►

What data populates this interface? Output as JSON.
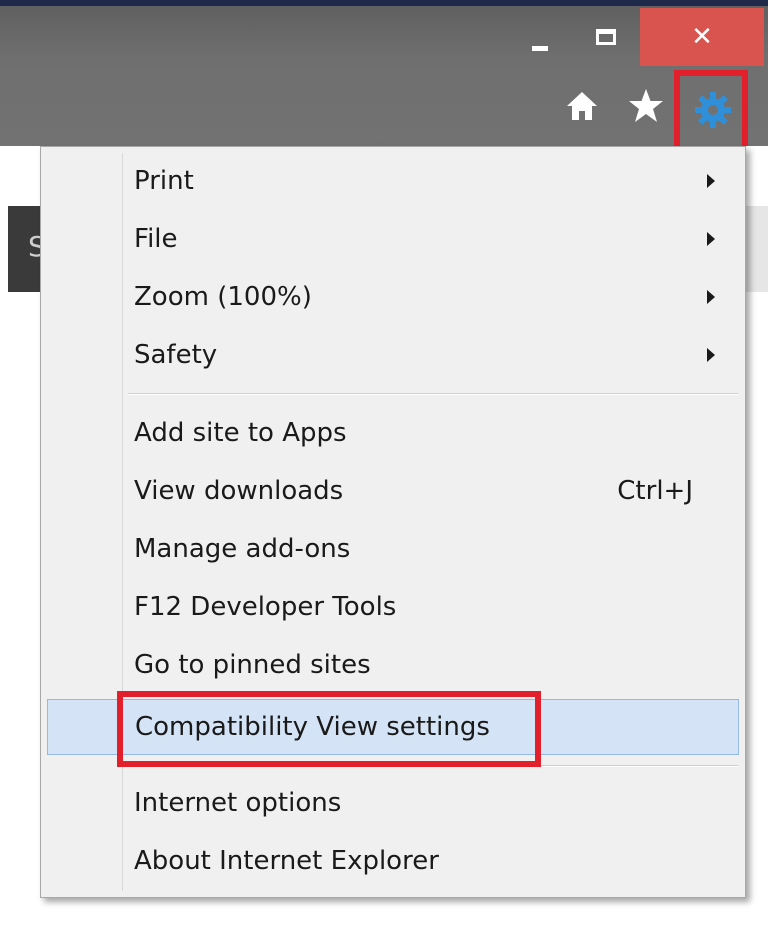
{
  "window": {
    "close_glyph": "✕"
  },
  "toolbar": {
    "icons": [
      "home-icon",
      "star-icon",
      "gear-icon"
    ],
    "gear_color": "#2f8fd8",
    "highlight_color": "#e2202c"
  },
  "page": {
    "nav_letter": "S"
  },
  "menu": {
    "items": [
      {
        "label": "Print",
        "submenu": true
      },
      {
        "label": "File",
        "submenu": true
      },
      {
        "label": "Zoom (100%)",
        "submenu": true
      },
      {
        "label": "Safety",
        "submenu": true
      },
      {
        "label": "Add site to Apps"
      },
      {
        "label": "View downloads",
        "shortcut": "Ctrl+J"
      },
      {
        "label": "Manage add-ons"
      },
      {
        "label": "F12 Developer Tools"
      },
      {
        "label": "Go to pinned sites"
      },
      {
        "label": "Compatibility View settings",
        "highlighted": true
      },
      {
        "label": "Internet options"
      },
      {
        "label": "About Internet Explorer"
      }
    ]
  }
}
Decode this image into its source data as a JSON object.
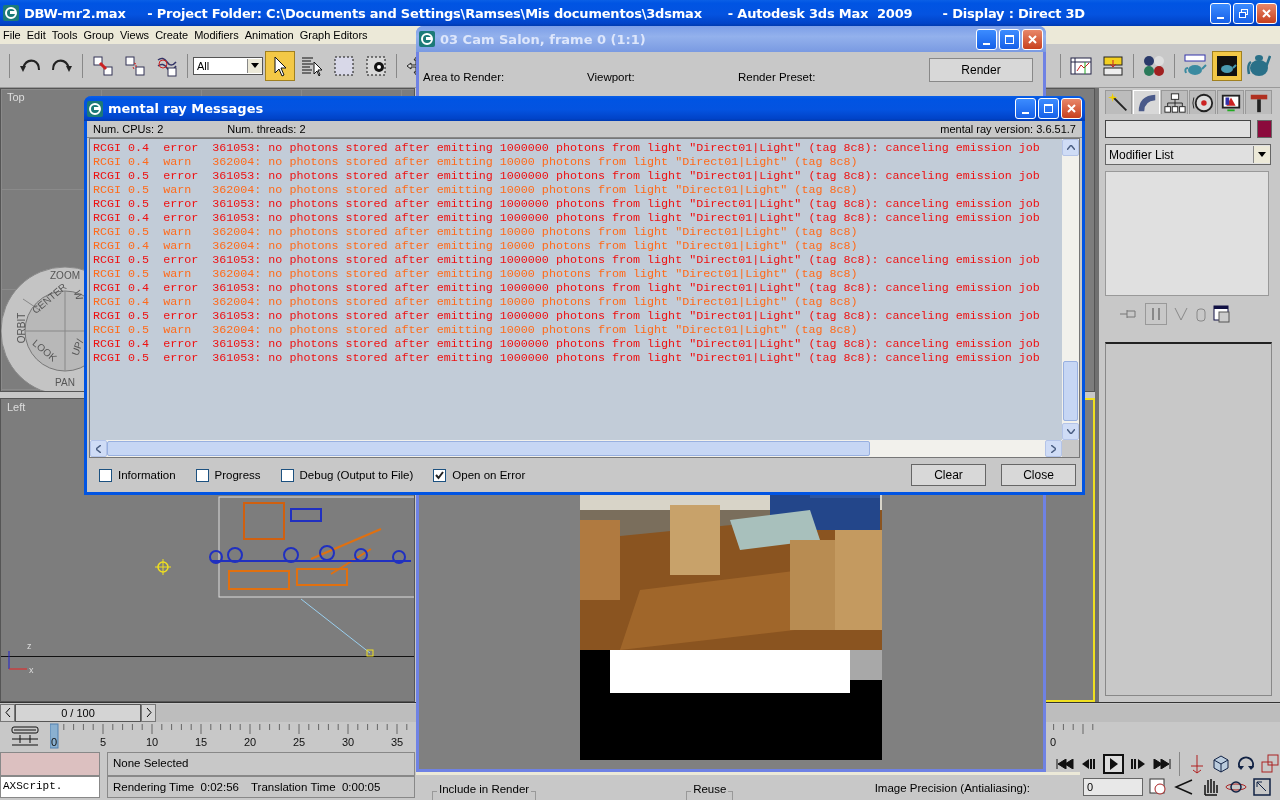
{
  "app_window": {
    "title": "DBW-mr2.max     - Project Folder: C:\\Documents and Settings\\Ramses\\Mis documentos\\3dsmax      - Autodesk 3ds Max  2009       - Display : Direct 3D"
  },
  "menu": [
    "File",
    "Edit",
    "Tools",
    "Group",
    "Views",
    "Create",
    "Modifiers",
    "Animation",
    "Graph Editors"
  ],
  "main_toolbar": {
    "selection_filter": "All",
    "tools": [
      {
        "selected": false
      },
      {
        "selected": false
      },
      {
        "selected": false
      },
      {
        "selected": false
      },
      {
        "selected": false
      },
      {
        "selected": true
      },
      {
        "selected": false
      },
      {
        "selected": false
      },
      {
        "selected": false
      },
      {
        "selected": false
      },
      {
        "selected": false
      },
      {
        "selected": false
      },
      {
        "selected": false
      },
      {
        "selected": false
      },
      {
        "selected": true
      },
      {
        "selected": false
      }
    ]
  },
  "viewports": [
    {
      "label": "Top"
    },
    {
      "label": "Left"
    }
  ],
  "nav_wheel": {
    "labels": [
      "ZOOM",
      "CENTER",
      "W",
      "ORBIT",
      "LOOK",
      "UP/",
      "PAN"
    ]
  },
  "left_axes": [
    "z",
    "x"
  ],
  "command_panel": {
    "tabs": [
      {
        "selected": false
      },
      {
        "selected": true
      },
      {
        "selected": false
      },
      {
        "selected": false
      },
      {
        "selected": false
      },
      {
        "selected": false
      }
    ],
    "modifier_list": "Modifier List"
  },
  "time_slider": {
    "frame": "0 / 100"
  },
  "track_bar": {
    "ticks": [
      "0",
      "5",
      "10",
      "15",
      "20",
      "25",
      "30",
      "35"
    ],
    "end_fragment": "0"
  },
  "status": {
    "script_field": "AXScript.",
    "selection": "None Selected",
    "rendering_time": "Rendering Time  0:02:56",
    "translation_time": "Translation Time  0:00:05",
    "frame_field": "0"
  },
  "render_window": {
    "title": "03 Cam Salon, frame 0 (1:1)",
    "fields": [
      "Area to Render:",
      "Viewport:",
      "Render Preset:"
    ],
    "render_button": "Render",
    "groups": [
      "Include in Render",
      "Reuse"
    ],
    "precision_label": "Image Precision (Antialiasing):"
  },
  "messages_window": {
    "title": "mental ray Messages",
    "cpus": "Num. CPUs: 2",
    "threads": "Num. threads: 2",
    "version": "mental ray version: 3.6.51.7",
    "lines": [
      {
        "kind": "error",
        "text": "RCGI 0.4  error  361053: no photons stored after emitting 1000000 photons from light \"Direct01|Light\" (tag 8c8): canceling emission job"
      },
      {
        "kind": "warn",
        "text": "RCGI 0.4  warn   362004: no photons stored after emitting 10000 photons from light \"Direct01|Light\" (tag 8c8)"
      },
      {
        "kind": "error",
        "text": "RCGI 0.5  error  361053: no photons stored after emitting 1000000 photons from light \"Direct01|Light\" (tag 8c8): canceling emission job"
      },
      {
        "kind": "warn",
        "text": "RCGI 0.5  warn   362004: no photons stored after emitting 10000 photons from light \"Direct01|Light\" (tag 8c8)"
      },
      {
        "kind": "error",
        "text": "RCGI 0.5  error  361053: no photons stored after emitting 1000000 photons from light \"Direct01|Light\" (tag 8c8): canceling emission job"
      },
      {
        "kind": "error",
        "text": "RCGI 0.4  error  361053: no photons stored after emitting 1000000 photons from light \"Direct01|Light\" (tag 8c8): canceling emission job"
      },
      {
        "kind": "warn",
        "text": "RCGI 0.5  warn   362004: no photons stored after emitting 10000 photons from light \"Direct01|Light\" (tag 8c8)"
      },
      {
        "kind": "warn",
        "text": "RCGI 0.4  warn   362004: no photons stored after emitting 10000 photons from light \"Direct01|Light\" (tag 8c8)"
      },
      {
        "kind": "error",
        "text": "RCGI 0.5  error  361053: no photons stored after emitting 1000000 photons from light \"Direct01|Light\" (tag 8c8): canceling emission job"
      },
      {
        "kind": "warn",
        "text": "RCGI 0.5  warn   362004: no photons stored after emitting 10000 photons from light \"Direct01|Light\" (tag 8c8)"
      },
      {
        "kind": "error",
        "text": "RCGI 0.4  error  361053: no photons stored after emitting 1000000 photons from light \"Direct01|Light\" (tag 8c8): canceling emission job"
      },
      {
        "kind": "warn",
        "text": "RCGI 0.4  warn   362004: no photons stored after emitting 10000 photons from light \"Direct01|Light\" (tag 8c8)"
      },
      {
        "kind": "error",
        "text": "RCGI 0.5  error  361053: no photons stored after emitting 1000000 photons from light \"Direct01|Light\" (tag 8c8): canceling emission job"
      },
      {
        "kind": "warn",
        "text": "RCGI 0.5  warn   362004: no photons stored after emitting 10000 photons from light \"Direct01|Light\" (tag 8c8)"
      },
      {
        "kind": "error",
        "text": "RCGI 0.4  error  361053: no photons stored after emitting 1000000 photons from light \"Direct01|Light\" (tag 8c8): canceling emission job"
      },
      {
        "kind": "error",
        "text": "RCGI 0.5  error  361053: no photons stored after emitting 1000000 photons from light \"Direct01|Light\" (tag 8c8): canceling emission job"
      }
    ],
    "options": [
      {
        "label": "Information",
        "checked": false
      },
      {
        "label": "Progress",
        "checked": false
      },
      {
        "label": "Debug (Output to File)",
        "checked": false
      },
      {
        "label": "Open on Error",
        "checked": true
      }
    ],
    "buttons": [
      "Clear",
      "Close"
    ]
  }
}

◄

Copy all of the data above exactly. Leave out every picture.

What data populates this interface? Output as JSON.
{
  "window": {
    "close_glyph": "✕"
  },
  "toolbar": {
    "icons": [
      "home-icon",
      "star-icon",
      "gear-icon"
    ],
    "gear_color": "#2f8fd8",
    "highlight_color": "#e2202c"
  },
  "page": {
    "nav_letter": "S"
  },
  "menu": {
    "items": [
      {
        "label": "Print",
        "submenu": true
      },
      {
        "label": "File",
        "submenu": true
      },
      {
        "label": "Zoom (100%)",
        "submenu": true
      },
      {
        "label": "Safety",
        "submenu": true
      },
      {
        "label": "Add site to Apps"
      },
      {
        "label": "View downloads",
        "shortcut": "Ctrl+J"
      },
      {
        "label": "Manage add-ons"
      },
      {
        "label": "F12 Developer Tools"
      },
      {
        "label": "Go to pinned sites"
      },
      {
        "label": "Compatibility View settings",
        "highlighted": true
      },
      {
        "label": "Internet options"
      },
      {
        "label": "About Internet Explorer"
      }
    ]
  }
}
Decode this image into its source data as a JSON object.
{
  "app_window": {
    "title": "DBW-mr2.max     - Project Folder: C:\\Documents and Settings\\Ramses\\Mis documentos\\3dsmax      - Autodesk 3ds Max  2009       - Display : Direct 3D"
  },
  "menu": [
    "File",
    "Edit",
    "Tools",
    "Group",
    "Views",
    "Create",
    "Modifiers",
    "Animation",
    "Graph Editors"
  ],
  "main_toolbar": {
    "selection_filter": "All",
    "tools": [
      {
        "selected": false
      },
      {
        "selected": false
      },
      {
        "selected": false
      },
      {
        "selected": false
      },
      {
        "selected": false
      },
      {
        "selected": true
      },
      {
        "selected": false
      },
      {
        "selected": false
      },
      {
        "selected": false
      },
      {
        "selected": false
      },
      {
        "selected": false
      },
      {
        "selected": false
      },
      {
        "selected": false
      },
      {
        "selected": false
      },
      {
        "selected": true
      },
      {
        "selected": false
      }
    ]
  },
  "viewports": [
    {
      "label": "Top"
    },
    {
      "label": "Left"
    }
  ],
  "nav_wheel": {
    "labels": [
      "ZOOM",
      "CENTER",
      "W",
      "ORBIT",
      "LOOK",
      "UP/",
      "PAN"
    ]
  },
  "left_axes": [
    "z",
    "x"
  ],
  "command_panel": {
    "tabs": [
      {
        "selected": false
      },
      {
        "selected": true
      },
      {
        "selected": false
      },
      {
        "selected": false
      },
      {
        "selected": false
      },
      {
        "selected": false
      }
    ],
    "modifier_list": "Modifier List"
  },
  "time_slider": {
    "frame": "0 / 100"
  },
  "track_bar": {
    "ticks": [
      "0",
      "5",
      "10",
      "15",
      "20",
      "25",
      "30",
      "35"
    ],
    "end_fragment": "0"
  },
  "status": {
    "script_field": "AXScript.",
    "selection": "None Selected",
    "rendering_time": "Rendering Time  0:02:56",
    "translation_time": "Translation Time  0:00:05",
    "frame_field": "0"
  },
  "render_window": {
    "title": "03 Cam Salon, frame 0 (1:1)",
    "fields": [
      "Area to Render:",
      "Viewport:",
      "Render Preset:"
    ],
    "render_button": "Render",
    "groups": [
      "Include in Render",
      "Reuse"
    ],
    "precision_label": "Image Precision (Antialiasing):"
  },
  "messages_window": {
    "title": "mental ray Messages",
    "cpus": "Num. CPUs: 2",
    "threads": "Num. threads: 2",
    "version": "mental ray version: 3.6.51.7",
    "lines": [
      {
        "kind": "error",
        "text": "RCGI 0.4  error  361053: no photons stored after emitting 1000000 photons from light \"Direct01|Light\" (tag 8c8): canceling emission job"
      },
      {
        "kind": "warn",
        "text": "RCGI 0.4  warn   362004: no photons stored after emitting 10000 photons from light \"Direct01|Light\" (tag 8c8)"
      },
      {
        "kind": "error",
        "text": "RCGI 0.5  error  361053: no photons stored after emitting 1000000 photons from light \"Direct01|Light\" (tag 8c8): canceling emission job"
      },
      {
        "kind": "warn",
        "text": "RCGI 0.5  warn   362004: no photons stored after emitting 10000 photons from light \"Direct01|Light\" (tag 8c8)"
      },
      {
        "kind": "error",
        "text": "RCGI 0.5  error  361053: no photons stored after emitting 1000000 photons from light \"Direct01|Light\" (tag 8c8): canceling emission job"
      },
      {
        "kind": "error",
        "text": "RCGI 0.4  error  361053: no photons stored after emitting 1000000 photons from light \"Direct01|Light\" (tag 8c8): canceling emission job"
      },
      {
        "kind": "warn",
        "text": "RCGI 0.5  warn   362004: no photons stored after emitting 10000 photons from light \"Direct01|Light\" (tag 8c8)"
      },
      {
        "kind": "warn",
        "text": "RCGI 0.4  warn   362004: no photons stored after emitting 10000 photons from light \"Direct01|Light\" (tag 8c8)"
      },
      {
        "kind": "error",
        "text": "RCGI 0.5  error  361053: no photons stored after emitting 1000000 photons from light \"Direct01|Light\" (tag 8c8): canceling emission job"
      },
      {
        "kind": "warn",
        "text": "RCGI 0.5  warn   362004: no photons stored after emitting 10000 photons from light \"Direct01|Light\" (tag 8c8)"
      },
      {
        "kind": "error",
        "text": "RCGI 0.4  error  361053: no photons stored after emitting 1000000 photons from light \"Direct01|Light\" (tag 8c8): canceling emission job"
      },
      {
        "kind": "warn",
        "text": "RCGI 0.4  warn   362004: no photons stored after emitting 10000 photons from light \"Direct01|Light\" (tag 8c8)"
      },
      {
        "kind": "error",
        "text": "RCGI 0.5  error  361053: no photons stored after emitting 1000000 photons from light \"Direct01|Light\" (tag 8c8): canceling emission job"
      },
      {
        "kind": "warn",
        "text": "RCGI 0.5  warn   362004: no photons stored after emitting 10000 photons from light \"Direct01|Light\" (tag 8c8)"
      },
      {
        "kind": "error",
        "text": "RCGI 0.4  error  361053: no photons stored after emitting 1000000 photons from light \"Direct01|Light\" (tag 8c8): canceling emission job"
      },
      {
        "kind": "error",
        "text": "RCGI 0.5  error  361053: no photons stored after emitting 1000000 photons from light \"Direct01|Light\" (tag 8c8): canceling emission job"
      }
    ],
    "options": [
      {
        "label": "Information",
        "checked": false
      },
      {
        "label": "Progress",
        "checked": false
      },
      {
        "label": "Debug (Output to File)",
        "checked": false
      },
      {
        "label": "Open on Error",
        "checked": true
      }
    ],
    "buttons": [
      "Clear",
      "Close"
    ]
  }
}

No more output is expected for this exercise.